(Task instructions): Check every line of the data below for "heading". Copy each one that has it.
•••••
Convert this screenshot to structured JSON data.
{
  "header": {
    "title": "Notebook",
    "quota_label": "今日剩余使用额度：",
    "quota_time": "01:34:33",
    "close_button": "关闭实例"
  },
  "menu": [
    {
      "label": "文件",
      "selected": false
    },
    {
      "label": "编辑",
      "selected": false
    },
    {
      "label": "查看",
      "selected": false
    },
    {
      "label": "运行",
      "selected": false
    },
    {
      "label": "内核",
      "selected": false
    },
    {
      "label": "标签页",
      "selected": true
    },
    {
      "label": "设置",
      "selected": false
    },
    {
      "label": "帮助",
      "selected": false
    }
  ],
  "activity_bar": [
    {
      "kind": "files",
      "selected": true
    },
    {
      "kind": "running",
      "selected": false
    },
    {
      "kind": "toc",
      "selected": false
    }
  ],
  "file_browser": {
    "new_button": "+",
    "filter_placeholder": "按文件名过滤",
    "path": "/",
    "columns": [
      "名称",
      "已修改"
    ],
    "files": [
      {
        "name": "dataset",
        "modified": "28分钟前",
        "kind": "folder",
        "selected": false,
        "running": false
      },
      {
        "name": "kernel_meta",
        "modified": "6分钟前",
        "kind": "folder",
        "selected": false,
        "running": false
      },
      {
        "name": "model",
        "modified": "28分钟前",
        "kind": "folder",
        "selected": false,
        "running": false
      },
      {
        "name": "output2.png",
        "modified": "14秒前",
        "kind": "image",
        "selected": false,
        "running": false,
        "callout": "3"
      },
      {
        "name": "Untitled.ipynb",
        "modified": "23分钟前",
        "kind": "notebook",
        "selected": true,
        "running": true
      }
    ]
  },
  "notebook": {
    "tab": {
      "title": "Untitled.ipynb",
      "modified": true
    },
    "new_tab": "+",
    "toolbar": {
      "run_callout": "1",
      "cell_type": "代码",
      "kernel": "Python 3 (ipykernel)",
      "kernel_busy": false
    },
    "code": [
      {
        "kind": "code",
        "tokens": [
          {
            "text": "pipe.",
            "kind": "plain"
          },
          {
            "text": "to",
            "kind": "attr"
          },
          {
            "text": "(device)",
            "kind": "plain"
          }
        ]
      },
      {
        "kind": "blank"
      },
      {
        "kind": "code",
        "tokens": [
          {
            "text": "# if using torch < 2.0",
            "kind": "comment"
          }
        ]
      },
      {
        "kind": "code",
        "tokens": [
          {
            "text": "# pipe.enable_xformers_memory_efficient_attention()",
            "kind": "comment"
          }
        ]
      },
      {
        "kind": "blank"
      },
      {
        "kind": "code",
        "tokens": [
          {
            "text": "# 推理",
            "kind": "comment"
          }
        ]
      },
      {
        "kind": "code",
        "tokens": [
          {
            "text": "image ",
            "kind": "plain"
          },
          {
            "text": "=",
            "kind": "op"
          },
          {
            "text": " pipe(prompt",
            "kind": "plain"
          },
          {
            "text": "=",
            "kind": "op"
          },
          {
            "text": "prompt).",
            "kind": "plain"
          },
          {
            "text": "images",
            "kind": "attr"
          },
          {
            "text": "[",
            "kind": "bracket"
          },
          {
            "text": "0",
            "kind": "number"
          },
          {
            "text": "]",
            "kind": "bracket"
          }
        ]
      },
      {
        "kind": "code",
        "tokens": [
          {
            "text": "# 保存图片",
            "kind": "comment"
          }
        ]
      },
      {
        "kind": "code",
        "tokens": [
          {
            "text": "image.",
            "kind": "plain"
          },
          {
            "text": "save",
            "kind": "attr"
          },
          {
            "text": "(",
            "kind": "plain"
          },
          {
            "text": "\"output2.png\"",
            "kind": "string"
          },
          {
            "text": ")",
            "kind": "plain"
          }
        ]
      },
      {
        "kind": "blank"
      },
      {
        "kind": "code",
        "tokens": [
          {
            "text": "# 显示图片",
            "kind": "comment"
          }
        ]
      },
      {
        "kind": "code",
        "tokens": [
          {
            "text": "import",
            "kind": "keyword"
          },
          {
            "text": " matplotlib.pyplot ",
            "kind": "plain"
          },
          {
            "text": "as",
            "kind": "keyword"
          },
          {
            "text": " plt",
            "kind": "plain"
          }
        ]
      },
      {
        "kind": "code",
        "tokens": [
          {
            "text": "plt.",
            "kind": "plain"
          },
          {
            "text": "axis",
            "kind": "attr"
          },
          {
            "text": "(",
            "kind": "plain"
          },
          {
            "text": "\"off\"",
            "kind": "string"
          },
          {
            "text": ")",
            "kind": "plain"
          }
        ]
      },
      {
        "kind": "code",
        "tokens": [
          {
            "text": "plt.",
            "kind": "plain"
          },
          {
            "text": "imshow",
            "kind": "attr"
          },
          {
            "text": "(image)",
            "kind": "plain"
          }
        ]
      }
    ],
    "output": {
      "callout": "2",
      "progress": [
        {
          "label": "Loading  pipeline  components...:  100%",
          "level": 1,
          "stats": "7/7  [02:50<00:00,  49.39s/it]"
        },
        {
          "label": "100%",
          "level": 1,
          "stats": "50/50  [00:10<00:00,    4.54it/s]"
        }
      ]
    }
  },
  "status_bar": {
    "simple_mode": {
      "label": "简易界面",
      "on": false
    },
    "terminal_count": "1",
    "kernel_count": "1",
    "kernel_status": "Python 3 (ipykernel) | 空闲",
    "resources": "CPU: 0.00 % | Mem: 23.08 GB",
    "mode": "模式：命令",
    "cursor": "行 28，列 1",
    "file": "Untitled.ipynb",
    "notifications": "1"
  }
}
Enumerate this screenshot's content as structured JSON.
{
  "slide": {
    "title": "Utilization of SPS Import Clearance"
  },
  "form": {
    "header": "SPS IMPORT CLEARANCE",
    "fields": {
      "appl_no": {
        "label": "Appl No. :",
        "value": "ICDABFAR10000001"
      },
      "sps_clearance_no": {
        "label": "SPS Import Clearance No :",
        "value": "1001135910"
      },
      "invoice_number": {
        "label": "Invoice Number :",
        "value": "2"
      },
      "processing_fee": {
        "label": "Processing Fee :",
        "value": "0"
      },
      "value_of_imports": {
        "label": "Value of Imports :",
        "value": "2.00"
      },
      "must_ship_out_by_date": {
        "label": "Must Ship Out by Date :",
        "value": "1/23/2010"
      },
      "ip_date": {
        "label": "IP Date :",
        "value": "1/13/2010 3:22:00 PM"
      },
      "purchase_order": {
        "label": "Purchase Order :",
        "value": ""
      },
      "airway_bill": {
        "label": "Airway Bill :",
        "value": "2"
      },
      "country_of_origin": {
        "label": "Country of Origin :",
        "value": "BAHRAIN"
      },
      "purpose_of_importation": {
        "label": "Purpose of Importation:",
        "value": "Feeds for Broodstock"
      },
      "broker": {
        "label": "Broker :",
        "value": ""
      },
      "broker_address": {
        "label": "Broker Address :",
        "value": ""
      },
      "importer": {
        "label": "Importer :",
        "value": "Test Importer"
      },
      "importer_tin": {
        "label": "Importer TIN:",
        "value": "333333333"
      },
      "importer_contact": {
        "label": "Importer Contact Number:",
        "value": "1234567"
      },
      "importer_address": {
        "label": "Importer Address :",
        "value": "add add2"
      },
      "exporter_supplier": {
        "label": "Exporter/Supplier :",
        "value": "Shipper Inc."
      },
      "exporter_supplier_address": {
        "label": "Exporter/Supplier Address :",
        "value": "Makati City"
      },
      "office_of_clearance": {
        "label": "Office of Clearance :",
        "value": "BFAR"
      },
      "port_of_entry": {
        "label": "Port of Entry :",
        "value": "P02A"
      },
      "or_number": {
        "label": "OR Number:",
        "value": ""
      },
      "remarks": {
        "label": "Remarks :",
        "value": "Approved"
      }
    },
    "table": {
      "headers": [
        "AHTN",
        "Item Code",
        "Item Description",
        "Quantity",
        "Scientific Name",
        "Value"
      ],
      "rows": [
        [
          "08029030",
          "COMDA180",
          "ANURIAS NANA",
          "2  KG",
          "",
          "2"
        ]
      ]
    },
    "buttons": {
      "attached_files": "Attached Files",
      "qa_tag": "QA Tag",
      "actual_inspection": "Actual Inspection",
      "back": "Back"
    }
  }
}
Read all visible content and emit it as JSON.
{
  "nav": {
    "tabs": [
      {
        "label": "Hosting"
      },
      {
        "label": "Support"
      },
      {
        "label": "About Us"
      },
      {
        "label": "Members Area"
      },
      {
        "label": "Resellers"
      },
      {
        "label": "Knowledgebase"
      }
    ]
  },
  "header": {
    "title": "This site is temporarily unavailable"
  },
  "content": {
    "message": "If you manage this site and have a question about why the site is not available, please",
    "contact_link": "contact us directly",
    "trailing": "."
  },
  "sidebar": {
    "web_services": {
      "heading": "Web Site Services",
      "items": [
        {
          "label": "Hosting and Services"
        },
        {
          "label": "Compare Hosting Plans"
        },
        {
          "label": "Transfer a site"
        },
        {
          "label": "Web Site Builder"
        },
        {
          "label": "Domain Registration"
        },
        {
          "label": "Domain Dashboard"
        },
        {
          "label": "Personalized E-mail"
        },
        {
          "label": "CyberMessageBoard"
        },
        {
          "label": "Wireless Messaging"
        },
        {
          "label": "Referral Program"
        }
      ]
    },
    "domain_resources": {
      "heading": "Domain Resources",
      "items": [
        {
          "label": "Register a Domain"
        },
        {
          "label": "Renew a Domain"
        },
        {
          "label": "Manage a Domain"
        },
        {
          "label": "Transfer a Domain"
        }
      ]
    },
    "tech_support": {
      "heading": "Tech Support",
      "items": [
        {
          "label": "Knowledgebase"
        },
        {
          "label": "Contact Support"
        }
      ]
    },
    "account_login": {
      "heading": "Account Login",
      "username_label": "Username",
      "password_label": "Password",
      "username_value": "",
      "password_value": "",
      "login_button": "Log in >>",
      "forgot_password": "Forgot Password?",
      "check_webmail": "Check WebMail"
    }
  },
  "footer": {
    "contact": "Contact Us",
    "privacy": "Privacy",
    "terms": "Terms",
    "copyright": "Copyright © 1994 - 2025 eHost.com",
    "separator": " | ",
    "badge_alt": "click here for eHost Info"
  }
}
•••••
(Output for this task):
      "heading": "Web Site Services",
      "heading": "Domain Resources",
      "heading": "Tech Support",
      "heading": "Account Login",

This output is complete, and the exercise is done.